- **Try it**
For this exercise, copy each line of the records that contains the word "icon".

- **Source data**
........
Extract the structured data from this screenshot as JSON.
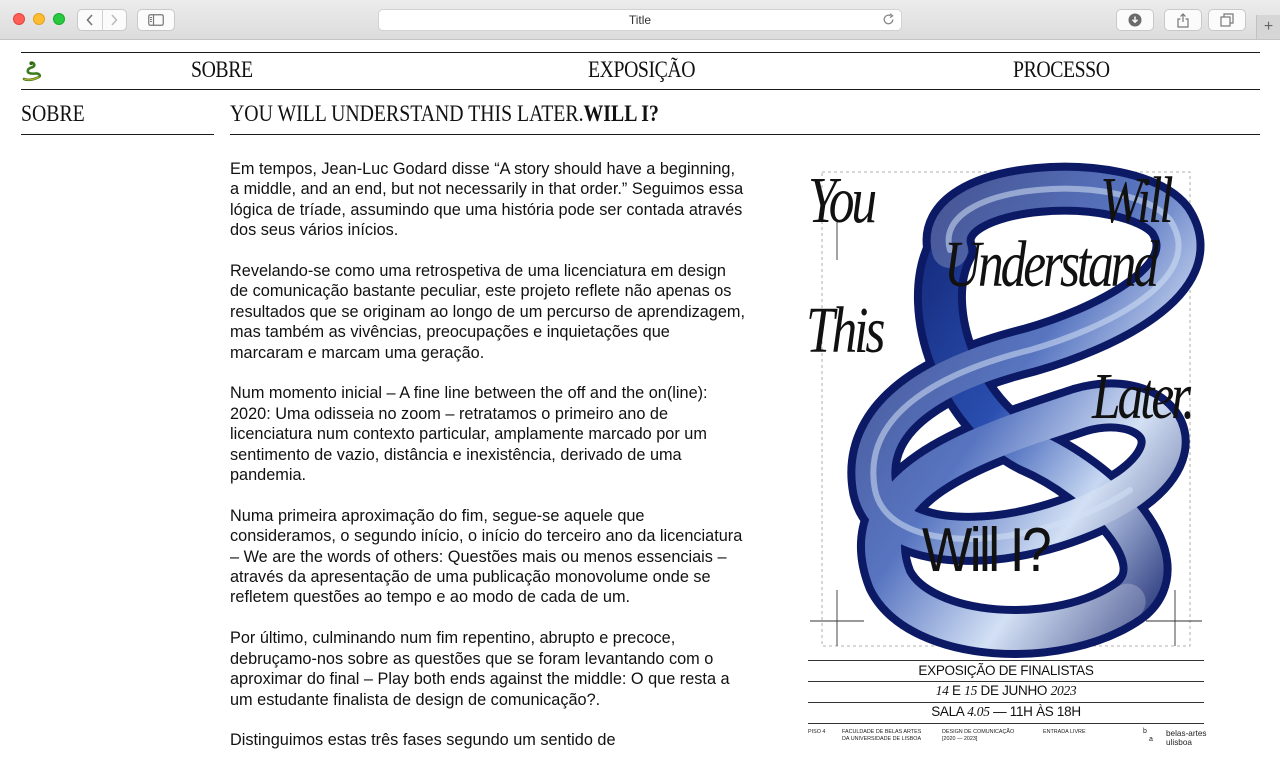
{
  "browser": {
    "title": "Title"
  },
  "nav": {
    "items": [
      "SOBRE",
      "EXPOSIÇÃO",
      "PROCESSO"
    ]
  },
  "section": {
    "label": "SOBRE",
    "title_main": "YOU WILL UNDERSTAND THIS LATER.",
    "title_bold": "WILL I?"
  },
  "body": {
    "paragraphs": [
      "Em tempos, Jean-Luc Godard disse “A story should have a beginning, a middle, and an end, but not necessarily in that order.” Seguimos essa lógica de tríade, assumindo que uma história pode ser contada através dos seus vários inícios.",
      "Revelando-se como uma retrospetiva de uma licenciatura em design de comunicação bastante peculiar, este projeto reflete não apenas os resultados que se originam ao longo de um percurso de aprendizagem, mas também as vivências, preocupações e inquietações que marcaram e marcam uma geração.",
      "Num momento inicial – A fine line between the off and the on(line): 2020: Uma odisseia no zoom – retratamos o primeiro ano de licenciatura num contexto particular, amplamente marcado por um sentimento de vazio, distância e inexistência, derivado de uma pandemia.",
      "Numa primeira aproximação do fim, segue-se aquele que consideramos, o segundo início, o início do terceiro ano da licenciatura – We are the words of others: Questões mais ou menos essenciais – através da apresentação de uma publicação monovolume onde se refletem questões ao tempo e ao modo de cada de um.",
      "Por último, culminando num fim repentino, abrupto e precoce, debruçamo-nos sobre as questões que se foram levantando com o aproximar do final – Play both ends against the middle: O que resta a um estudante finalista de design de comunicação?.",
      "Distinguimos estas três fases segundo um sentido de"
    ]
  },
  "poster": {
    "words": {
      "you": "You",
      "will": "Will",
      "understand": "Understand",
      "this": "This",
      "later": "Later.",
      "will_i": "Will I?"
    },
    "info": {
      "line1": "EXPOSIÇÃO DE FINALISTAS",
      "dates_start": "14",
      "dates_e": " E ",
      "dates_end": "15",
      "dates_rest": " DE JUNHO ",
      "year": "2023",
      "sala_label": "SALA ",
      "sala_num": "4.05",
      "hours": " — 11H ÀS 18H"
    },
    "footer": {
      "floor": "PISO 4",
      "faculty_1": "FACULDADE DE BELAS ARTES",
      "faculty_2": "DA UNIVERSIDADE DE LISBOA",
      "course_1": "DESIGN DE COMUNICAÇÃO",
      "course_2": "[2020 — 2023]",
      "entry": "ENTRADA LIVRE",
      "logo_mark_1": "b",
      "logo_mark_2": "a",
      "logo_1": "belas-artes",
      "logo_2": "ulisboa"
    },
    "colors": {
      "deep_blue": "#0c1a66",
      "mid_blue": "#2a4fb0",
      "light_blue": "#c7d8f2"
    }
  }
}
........
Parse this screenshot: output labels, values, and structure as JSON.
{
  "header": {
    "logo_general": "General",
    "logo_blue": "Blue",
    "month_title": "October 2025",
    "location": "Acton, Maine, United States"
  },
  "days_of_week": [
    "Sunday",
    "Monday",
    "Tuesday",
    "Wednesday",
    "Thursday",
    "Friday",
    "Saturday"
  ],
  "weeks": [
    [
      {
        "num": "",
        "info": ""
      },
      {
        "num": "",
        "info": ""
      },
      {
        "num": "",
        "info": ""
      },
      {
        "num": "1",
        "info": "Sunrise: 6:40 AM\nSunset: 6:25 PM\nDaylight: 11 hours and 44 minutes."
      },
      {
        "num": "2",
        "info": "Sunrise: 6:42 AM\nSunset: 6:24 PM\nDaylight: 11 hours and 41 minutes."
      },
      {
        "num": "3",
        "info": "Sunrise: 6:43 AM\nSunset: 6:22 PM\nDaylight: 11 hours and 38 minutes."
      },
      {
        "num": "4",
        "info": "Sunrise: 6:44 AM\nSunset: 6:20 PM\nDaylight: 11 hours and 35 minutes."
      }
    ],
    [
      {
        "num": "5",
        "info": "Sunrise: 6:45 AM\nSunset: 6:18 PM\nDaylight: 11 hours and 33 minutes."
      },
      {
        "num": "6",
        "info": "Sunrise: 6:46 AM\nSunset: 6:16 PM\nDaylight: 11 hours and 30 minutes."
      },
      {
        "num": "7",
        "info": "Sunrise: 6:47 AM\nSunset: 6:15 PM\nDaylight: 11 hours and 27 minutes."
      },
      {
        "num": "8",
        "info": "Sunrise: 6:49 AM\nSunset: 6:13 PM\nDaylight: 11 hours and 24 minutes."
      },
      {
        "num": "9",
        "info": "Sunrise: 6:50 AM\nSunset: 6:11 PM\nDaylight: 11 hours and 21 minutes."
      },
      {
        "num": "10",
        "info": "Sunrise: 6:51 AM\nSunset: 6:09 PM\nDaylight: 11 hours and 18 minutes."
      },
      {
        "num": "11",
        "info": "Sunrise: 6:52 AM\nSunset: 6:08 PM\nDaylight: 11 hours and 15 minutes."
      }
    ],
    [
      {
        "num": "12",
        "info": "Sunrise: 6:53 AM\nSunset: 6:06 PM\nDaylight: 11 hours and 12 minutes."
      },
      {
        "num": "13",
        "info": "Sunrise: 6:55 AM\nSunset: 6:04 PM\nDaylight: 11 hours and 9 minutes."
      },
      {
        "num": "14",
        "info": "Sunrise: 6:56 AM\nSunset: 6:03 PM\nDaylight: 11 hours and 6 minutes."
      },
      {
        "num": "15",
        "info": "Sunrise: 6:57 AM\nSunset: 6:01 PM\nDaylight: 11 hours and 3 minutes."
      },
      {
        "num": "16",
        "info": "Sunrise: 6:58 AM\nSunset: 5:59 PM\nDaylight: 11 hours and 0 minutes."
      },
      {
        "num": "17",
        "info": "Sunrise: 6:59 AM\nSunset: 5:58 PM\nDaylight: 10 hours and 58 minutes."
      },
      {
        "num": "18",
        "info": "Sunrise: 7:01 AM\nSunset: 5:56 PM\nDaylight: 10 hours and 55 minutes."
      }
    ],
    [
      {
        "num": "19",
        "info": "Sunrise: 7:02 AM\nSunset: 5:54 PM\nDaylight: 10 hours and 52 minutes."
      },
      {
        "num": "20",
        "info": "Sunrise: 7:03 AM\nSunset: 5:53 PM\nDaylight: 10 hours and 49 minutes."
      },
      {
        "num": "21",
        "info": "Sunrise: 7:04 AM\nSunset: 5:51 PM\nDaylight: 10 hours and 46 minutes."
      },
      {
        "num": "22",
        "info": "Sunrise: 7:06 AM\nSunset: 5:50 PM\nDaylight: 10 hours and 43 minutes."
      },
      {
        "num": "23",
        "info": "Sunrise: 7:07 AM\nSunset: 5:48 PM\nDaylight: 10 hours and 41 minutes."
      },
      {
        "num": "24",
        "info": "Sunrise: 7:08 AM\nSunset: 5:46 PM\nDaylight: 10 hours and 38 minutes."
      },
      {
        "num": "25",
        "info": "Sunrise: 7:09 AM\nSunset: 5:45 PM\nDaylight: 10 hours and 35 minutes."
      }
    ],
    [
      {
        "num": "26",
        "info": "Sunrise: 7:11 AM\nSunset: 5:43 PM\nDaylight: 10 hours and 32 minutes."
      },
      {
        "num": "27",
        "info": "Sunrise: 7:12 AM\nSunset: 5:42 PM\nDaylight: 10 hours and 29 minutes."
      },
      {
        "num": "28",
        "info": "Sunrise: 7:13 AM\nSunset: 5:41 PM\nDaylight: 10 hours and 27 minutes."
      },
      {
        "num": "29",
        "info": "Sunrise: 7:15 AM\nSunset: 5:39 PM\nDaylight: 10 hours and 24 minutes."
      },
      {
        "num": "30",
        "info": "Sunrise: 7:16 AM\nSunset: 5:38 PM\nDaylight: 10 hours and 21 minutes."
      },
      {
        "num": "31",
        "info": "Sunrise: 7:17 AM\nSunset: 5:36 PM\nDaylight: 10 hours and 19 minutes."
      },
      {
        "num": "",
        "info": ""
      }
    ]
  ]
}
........
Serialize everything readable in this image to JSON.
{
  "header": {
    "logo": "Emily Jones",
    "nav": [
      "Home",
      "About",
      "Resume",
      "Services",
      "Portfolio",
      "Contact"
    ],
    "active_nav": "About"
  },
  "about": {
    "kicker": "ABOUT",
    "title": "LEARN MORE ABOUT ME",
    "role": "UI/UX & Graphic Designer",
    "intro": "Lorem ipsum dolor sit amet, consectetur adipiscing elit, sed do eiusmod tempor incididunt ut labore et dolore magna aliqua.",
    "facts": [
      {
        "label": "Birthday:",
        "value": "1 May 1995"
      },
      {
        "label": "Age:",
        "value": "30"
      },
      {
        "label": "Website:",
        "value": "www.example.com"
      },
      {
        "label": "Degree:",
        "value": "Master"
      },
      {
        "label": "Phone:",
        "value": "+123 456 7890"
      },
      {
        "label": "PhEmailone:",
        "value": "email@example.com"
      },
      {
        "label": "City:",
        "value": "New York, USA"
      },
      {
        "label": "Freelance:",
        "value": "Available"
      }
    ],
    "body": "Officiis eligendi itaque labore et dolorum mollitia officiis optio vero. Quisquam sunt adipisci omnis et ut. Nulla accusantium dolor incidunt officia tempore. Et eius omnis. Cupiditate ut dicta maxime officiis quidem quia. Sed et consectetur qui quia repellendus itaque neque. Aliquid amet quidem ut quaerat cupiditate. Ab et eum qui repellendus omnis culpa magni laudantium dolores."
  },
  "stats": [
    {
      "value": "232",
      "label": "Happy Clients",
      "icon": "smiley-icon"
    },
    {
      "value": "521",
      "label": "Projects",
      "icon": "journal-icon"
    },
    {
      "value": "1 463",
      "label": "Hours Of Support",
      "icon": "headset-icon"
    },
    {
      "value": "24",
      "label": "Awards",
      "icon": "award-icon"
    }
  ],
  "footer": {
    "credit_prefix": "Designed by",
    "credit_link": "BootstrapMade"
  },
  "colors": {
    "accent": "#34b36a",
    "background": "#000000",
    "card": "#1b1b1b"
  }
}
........
- **Answer section**
      "icon": "smiley-icon"
      "icon": "journal-icon"
      "icon": "headset-icon"
      "icon": "award-icon"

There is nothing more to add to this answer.